The third idea——that we can’t change by the time we reach maturity because our brains are hardwired by habits——is also debunked.
Studies on brains indicate that, although the physical structure of the brain is changed by habitual behavior, brains can be rejuvenated through learning. To be able to change, though, we must exercise the “learning muscle.”
I found the fourth idea most intriguing. Conventional wisdom says small, gradual changes are easier to sustain than radical changes. Turns out the opposite is true. Because it quickly yields results, a dramatic change has a better chance of success.
In light of these findings, I discovered that I accidentally made a few right decisions.
First, I made changes because I regretted that my failure to care for my body reflected in surplus pounds and sedentary habits. I didn’t experience a medical emergency, nor did I suddenly become informed. Rather, I reacted to a positive image of myself that I moved toward.
Secondly, I was already in a learning mode. I was enrolled in a tennis clinic. At home, I was starting a second career in writing. I was also struggling to master new technologies. Over time, these new activities became habits.
Most critically, I changed everything at once.

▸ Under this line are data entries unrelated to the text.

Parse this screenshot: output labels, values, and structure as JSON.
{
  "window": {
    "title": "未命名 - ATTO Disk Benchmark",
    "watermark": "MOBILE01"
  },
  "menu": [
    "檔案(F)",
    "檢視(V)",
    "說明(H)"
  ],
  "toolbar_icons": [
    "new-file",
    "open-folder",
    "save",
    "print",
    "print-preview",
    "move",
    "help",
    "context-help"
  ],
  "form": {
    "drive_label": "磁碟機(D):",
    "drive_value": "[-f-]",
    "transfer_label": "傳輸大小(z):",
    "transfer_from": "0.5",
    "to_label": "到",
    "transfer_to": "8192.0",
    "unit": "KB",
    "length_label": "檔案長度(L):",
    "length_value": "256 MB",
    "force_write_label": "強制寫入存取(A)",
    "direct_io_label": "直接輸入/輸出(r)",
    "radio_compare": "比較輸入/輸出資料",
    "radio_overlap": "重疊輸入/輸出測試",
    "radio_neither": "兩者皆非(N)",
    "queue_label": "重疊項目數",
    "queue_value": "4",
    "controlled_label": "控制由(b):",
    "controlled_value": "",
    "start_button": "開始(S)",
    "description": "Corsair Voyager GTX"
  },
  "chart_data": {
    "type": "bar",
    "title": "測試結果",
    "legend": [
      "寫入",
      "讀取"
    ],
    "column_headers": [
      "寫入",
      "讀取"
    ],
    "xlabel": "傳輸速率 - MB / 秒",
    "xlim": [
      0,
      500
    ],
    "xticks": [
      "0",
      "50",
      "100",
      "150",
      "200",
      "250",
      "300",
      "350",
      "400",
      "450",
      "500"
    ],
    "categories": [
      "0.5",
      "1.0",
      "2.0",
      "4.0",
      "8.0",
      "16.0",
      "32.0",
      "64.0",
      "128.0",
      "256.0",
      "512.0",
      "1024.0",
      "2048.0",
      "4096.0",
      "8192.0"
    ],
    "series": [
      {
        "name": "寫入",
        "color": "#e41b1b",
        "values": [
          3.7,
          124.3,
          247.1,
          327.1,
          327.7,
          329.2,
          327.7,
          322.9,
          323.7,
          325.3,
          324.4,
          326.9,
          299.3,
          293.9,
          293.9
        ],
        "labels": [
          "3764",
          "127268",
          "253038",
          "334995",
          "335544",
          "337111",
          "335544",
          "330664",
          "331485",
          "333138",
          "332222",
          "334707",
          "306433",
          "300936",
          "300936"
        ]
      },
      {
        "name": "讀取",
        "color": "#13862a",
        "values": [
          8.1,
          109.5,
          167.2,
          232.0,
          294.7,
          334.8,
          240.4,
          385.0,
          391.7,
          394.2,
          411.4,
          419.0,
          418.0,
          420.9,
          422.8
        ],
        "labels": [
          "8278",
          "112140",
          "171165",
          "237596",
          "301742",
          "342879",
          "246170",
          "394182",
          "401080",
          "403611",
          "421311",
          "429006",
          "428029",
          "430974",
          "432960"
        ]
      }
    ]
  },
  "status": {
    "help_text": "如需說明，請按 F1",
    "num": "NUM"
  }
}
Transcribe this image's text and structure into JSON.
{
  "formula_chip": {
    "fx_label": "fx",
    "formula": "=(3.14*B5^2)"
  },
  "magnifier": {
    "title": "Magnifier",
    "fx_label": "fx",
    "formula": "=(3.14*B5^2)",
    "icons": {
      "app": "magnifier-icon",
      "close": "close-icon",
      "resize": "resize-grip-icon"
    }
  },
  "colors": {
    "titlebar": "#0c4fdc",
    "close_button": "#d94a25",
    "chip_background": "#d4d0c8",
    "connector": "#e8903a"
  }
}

I got on the scale and it broke. The next moment, I became a fitness evangelist—first for myself and then for others.
Results came quickly, and I did not want to lose momentum. What conventional wisdom said was risky instead improved my chance of success.
Today I feel better. Instead of being heavy-hearted about my obesity and lack of fitness, I am lighthearted and optimistic.
Fortunately, the static, denial and clutter of my mind’s wrongheaded thinking didn’t keep the message of my heart from being heard.